I’m in some kind of Dads Army regiment. Charles Hawtrey is with me. His glasses break, and new ones fold out onto his face automatically. A line of our troops join us through a hedge, facing down the troops of darkness in the forests behind a low fence.
We advance on some entrenched gun positions. I drop down into a gun emplacement. The gravity is low, and I float down slowly, about 20-30ft. The gun is manned by women. All foreign. They are with us. I use a viewer, like the science station scanner Spock uses in Star Trek. It’s a targeting device. In the low gravity I have trouble steadying myself to see through it. Eventually, I’m able to target and fire. I’m not sure if, in reality, the whole process is automated.
I look up from the rangefinder. I’m in a tank, on the back of a flatbed truck, racing against a similar vehicle as we speed through the night along a motorway. We joke about God bless the Queen, and her wonderful army. I’ve no idea where we are going.
I’m in a spacesuit. I cling to a large, rectangular satellite. We orbit the Earth. We start in low Earth orbit, and that rapidly drops to a few hundred feet from the ground below us. I try to repair the satellite. People on the surface fire missiles at me, trying to destroy the satellite.
I’m back on the ground, in a waiting room. On my iPhone I watch my friend Steve Harris take part in a reality music TV show. I know he’s going to win. I vote for him anyway.

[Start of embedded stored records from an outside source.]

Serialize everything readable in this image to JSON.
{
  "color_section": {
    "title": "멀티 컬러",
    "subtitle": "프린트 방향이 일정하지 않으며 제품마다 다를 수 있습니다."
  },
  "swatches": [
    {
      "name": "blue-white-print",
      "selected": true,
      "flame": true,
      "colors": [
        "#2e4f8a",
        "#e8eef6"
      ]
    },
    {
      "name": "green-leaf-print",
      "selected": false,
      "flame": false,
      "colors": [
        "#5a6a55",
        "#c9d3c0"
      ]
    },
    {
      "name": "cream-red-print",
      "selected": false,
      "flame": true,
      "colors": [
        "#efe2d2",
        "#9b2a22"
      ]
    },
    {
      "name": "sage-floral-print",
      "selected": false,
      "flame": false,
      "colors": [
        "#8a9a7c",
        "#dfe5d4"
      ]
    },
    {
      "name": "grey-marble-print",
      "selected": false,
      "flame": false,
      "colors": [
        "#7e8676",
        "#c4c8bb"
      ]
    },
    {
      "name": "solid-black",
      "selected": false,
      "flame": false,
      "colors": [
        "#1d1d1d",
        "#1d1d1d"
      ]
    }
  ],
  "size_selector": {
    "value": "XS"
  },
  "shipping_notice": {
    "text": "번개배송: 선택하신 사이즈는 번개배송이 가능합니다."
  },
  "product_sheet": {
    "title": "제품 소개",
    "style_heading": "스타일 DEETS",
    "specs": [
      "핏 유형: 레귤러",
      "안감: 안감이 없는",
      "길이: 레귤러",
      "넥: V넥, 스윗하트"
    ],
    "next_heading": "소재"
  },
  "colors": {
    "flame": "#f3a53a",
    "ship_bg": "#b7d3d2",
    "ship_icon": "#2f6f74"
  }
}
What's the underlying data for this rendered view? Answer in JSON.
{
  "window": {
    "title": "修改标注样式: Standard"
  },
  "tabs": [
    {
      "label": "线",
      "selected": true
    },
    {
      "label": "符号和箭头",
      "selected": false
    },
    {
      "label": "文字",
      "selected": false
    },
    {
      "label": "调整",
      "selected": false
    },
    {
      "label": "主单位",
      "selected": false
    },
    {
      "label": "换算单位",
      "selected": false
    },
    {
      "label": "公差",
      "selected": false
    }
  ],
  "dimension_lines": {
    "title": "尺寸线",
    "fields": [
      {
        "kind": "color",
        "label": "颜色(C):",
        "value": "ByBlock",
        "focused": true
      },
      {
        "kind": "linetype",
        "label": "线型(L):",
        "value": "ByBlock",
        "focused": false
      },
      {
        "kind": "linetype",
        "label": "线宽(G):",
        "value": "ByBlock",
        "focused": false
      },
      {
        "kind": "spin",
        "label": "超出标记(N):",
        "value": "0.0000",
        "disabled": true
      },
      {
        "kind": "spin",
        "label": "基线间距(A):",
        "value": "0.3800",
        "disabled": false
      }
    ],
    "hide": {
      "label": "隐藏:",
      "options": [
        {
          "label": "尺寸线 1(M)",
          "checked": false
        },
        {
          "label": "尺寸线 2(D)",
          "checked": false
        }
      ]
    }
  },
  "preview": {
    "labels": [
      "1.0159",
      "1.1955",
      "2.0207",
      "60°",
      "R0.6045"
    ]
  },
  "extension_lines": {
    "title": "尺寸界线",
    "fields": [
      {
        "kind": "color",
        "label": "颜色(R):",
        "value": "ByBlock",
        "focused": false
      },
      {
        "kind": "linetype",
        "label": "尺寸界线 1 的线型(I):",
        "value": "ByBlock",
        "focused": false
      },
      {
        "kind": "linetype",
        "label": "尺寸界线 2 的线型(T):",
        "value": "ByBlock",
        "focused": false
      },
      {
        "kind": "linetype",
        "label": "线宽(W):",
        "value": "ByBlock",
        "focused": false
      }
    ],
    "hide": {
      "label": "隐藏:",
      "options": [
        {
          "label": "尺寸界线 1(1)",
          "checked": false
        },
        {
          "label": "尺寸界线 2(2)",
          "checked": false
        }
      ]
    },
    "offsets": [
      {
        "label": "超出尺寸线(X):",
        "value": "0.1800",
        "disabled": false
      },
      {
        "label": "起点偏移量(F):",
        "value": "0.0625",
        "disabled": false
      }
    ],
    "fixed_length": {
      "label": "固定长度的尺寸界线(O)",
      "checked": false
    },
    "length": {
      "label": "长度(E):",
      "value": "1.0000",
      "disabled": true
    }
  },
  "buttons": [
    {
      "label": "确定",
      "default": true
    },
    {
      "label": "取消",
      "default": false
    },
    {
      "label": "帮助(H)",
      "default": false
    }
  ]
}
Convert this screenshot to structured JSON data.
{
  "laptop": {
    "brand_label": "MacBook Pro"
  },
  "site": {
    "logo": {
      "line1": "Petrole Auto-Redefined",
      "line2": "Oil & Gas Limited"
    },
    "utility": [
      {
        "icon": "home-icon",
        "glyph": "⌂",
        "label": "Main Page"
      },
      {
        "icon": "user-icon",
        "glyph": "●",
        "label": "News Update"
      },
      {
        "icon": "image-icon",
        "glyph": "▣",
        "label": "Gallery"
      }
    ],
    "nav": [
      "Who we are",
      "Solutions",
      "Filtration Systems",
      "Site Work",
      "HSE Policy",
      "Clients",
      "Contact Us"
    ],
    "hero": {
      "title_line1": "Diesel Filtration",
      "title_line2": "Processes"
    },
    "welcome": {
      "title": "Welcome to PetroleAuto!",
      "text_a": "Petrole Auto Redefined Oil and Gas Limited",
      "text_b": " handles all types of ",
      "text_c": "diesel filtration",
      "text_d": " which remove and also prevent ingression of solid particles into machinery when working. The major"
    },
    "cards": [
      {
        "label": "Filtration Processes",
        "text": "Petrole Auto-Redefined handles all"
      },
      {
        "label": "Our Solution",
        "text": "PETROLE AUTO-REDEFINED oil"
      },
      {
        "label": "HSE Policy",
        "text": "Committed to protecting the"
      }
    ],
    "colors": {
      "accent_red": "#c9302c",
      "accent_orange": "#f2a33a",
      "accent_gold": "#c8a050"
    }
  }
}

I leave the room. I’m in a shopping centre. Work colleagues pose for photographs with trainers.
I am inside a garage. I’ve been taken here by a contact. We meet a mechanic, a dangerous man. I’m aware the last person we sent vanished. The mechanic leads us through a back room, where a young woman joins us, into a large elevator, which has the exact dimensions of the low orbit satellite I was repairing earlier.
I tell them about the satellite, the high winds. Here, it was a dream. They all look at me, as if I’m very unprofessional. We exit onto a windy, snowy landscape. The young woman points out a large rock that she thinks may be useful. I pick it up and carry it.
After a while, the rock gets heavy. She asks why I’m carrying it when I complain. I put it down. I’d made an incorrect assumption, in my attempt to appear helpful. I joke with her about how, if she wants help, she can go elsewhere next time. We both laugh. We cross a flooded road, and enter a forest, to do battle with the army of a robot Charles Hawtrey.